Killer shrimp have invaded England. In September of 2010, Britain’s Environment Agency positively identified Dikerogammarus villosus in a water reservoir in Cambridgeshire, about 115 km (71 miles) north of London. Could they migrate to America?
To Identify The Killer Shrimp
The US Army Corps of Engineers provides this description of these deadly killers:
This shrimp exhibits three types of behaviour that justify the “killer” epithet. First, it kills both to eat and to compete with rival species. Secondly, it reproduces avidly. Finally, it can tolerate a variety of conditions. By definition, predators kill their prey in order to eat: animals such as killer whales have earned the title “killer” by their eating habits; killer bees won their name by aggressively defending themselves from intruders. But Dikerogammarus villosus will not only eat whatever they can, they also kill other species of shrimp without necessarily eating them. Is this a war of genocide?
As reported by the Royal Society, one laboratory experiment had two significant and surprising findings. First, D. villosus killed other species which did not try to eat them in turn. Second, the victims died although they had hardened their exoskeletons. Normally, shrimp are most vulnerable just after molting, while the new exoskeleton is still soft.
The killer shrimp become sexually mature when they reach about one-fifth of their adult length. They reproduce throughout the year. Females incubate and lay up to fifty eggs at a time. Since most of the population is female, the population can grow extremely quickly. They prefer a low salt content in their environment. Fresh or brackish water up to 10% salinity is ideal. However, they can adapt to twice that concentration of salt. While they have preferred water temperatures and oxygen levels, they can adapt to less favourable conditions. In addition, their adaptations to all these conditions may range beyond what other fresh-water shrimp can tolerate.
Could They Threaten America?
This possibility is being taken seriously by some environmentalists, for several reasons. First, it is not clear how this killer shrimp crossed the English Channel. The North Atlantic’s salinity is over three times what these shrimp prefer, and perhaps 40% more than their tolerance. Did it hitchhike or was it imported by a shrimp fancier? Second, the Great Lakes region would also have favourable conditions for these killer shrimp. Salinity, temperature and availability of food sources would serve them well. Finally, some North American freshwater shrimp have found their way to Europe and thrive in a state of detente with the local species. Successful migration by one species in one direction suggests that the reverse is also feasible.
Environmentalists had attempted to guard England against these killer shrimp for at least a decade. It seems their gallant defense is failing. Only time will tell whether America can withstand their onslaught.
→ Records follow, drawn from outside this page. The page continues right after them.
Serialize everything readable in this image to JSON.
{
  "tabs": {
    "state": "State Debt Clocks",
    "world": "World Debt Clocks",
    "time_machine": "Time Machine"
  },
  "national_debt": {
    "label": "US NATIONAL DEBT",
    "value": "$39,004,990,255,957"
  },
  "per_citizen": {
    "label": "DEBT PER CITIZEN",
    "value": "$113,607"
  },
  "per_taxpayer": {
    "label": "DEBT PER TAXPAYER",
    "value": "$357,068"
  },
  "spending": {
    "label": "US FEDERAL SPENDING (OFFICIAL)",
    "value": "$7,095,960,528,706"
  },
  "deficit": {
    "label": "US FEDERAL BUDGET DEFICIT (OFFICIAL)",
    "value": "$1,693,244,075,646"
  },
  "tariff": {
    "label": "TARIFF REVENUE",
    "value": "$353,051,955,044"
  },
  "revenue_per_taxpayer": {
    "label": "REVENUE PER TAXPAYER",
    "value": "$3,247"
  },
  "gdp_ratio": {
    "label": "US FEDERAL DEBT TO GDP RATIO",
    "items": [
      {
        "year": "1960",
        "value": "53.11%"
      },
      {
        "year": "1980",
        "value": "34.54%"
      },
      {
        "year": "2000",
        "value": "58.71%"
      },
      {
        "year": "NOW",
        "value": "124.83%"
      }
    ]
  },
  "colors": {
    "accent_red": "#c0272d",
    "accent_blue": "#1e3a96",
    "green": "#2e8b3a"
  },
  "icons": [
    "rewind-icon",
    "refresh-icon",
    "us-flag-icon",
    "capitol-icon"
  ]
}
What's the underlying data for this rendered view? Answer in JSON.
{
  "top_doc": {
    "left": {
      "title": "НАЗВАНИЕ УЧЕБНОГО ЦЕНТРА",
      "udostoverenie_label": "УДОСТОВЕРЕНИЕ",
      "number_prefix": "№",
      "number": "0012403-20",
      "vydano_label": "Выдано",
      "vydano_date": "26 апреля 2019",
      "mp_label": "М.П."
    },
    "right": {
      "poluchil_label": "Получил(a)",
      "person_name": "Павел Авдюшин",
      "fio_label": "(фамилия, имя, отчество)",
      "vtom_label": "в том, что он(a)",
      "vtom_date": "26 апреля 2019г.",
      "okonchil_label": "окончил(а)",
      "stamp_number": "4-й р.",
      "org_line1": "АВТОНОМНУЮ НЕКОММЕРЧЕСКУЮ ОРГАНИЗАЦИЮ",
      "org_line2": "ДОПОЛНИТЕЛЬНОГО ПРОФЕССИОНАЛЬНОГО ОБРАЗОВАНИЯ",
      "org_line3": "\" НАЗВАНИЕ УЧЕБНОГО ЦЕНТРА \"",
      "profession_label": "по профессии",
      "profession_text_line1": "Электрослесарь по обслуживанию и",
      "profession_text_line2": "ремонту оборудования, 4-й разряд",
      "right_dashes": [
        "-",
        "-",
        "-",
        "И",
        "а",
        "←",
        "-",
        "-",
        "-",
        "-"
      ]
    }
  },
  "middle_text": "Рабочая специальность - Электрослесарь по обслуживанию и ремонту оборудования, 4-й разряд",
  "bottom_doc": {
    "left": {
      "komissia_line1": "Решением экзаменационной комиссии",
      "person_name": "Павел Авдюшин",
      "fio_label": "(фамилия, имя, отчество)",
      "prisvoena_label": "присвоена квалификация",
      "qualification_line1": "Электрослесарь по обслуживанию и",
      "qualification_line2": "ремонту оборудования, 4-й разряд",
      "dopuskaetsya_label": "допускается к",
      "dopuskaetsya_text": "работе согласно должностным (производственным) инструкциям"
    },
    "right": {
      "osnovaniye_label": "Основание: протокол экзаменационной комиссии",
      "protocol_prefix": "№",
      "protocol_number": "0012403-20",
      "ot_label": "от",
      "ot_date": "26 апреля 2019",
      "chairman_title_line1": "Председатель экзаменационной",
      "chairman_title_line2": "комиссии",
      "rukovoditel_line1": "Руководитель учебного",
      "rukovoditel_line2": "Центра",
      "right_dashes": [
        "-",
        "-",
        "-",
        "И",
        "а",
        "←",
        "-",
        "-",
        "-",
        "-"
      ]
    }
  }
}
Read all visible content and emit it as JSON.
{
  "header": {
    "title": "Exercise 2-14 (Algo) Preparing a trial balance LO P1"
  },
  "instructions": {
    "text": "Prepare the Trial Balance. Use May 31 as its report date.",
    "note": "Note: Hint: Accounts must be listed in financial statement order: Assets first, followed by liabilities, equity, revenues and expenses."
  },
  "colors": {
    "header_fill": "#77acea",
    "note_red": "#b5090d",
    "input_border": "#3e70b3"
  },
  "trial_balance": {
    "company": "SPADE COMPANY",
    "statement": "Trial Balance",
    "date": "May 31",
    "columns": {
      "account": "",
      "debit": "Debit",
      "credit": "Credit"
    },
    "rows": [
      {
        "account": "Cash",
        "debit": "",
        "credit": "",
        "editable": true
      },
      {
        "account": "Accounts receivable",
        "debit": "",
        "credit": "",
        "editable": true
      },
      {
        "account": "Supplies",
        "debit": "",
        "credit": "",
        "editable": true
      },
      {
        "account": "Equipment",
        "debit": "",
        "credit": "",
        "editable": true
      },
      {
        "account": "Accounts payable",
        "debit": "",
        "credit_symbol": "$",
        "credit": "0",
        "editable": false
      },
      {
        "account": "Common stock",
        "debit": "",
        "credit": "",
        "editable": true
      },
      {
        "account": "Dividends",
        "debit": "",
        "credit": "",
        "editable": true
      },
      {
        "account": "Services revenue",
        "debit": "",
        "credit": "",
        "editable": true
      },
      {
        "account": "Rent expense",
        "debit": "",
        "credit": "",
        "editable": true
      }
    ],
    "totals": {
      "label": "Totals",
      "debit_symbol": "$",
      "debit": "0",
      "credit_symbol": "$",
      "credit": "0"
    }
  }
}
BBC, “Alien ‘killer’ shrimp found in UK“, published Sept. 9, 2010, referenced Oct. 8, 2010.
J.T.A. Dick and D. Platvoet, The Royal Society, “Invading predatory crustacean Dikerogammarus villosus eliminates both native and exotic species“, published 2000.
D.M. Crosier, D.P. Molloy, A. bij de Vaate and S. Devin, U.S. Army Corps of Engineers, “Killer Shrimp – Dikerogammarus villosus“.
Paul Brown, The Guardian, “Pink peril threatens native species in Britain’s rivers“, published Jan. 3, 2001, referenced Oct. 8, 2010.
Encyclopedia Britannica, “Travel and Geography: Atlantic Ocean (Salinity and temperature)” referenced Oct. 8, 2010.